- **Instructions for the task**
Every record that follows should appear again in your answer, exactly the same.

========================

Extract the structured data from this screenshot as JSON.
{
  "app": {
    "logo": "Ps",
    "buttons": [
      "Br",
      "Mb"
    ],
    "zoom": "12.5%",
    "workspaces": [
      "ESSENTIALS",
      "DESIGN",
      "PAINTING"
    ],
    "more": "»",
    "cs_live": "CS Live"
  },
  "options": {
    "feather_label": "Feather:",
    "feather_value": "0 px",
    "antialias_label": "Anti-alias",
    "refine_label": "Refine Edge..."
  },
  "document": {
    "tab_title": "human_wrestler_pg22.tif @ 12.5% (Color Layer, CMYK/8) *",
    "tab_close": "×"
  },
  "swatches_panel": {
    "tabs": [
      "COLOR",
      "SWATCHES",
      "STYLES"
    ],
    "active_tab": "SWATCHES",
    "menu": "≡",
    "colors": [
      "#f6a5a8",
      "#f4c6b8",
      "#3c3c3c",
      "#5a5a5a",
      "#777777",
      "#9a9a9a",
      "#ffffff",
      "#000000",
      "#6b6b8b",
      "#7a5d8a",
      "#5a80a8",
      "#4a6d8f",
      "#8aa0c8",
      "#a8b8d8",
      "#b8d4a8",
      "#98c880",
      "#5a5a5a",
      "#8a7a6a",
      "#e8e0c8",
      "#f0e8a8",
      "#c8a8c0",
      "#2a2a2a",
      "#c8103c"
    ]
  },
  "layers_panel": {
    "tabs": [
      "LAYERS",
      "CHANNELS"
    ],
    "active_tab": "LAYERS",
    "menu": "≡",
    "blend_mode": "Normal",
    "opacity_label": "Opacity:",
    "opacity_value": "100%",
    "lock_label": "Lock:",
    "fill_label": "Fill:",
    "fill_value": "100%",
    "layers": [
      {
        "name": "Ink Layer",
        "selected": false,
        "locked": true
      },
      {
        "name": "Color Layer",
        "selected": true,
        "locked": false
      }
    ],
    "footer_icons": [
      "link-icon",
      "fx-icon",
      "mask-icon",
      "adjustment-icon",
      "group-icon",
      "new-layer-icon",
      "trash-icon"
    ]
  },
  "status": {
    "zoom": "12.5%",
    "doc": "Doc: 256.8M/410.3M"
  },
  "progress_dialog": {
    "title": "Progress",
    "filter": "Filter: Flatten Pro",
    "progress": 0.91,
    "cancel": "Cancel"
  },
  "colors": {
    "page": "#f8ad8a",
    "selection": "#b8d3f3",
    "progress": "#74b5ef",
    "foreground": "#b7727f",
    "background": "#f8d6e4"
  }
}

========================

- **Problem solution**
Extract the structured data from this screenshot as JSON.
{
  "app": {
    "logo": "Ps",
    "buttons": [
      "Br",
      "Mb"
    ],
    "zoom": "12.5%",
    "workspaces": [
      "ESSENTIALS",
      "DESIGN",
      "PAINTING"
    ],
    "more": "»",
    "cs_live": "CS Live"
  },
  "options": {
    "feather_label": "Feather:",
    "feather_value": "0 px",
    "antialias_label": "Anti-alias",
    "refine_label": "Refine Edge..."
  },
  "document": {
    "tab_title": "human_wrestler_pg22.tif @ 12.5% (Color Layer, CMYK/8) *",
    "tab_close": "×"
  },
  "swatches_panel": {
    "tabs": [
      "COLOR",
      "SWATCHES",
      "STYLES"
    ],
    "active_tab": "SWATCHES",
    "menu": "≡",
    "colors": [
      "#f6a5a8",
      "#f4c6b8",
      "#3c3c3c",
      "#5a5a5a",
      "#777777",
      "#9a9a9a",
      "#ffffff",
      "#000000",
      "#6b6b8b",
      "#7a5d8a",
      "#5a80a8",
      "#4a6d8f",
      "#8aa0c8",
      "#a8b8d8",
      "#b8d4a8",
      "#98c880",
      "#5a5a5a",
      "#8a7a6a",
      "#e8e0c8",
      "#f0e8a8",
      "#c8a8c0",
      "#2a2a2a",
      "#c8103c"
    ]
  },
  "layers_panel": {
    "tabs": [
      "LAYERS",
      "CHANNELS"
    ],
    "active_tab": "LAYERS",
    "menu": "≡",
    "blend_mode": "Normal",
    "opacity_label": "Opacity:",
    "opacity_value": "100%",
    "lock_label": "Lock:",
    "fill_label": "Fill:",
    "fill_value": "100%",
    "layers": [
      {
        "name": "Ink Layer",
        "selected": false,
        "locked": true
      },
      {
        "name": "Color Layer",
        "selected": true,
        "locked": false
      }
    ],
    "footer_icons": [
      "link-icon",
      "fx-icon",
      "mask-icon",
      "adjustment-icon",
      "group-icon",
      "new-layer-icon",
      "trash-icon"
    ]
  },
  "status": {
    "zoom": "12.5%",
    "doc": "Doc: 256.8M/410.3M"
  },
  "progress_dialog": {
    "title": "Progress",
    "filter": "Filter: Flatten Pro",
    "progress": 0.91,
    "cancel": "Cancel"
  },
  "colors": {
    "page": "#f8ad8a",
    "selection": "#b8d3f3",
    "progress": "#74b5ef",
    "foreground": "#b7727f",
    "background": "#f8d6e4"
  }
}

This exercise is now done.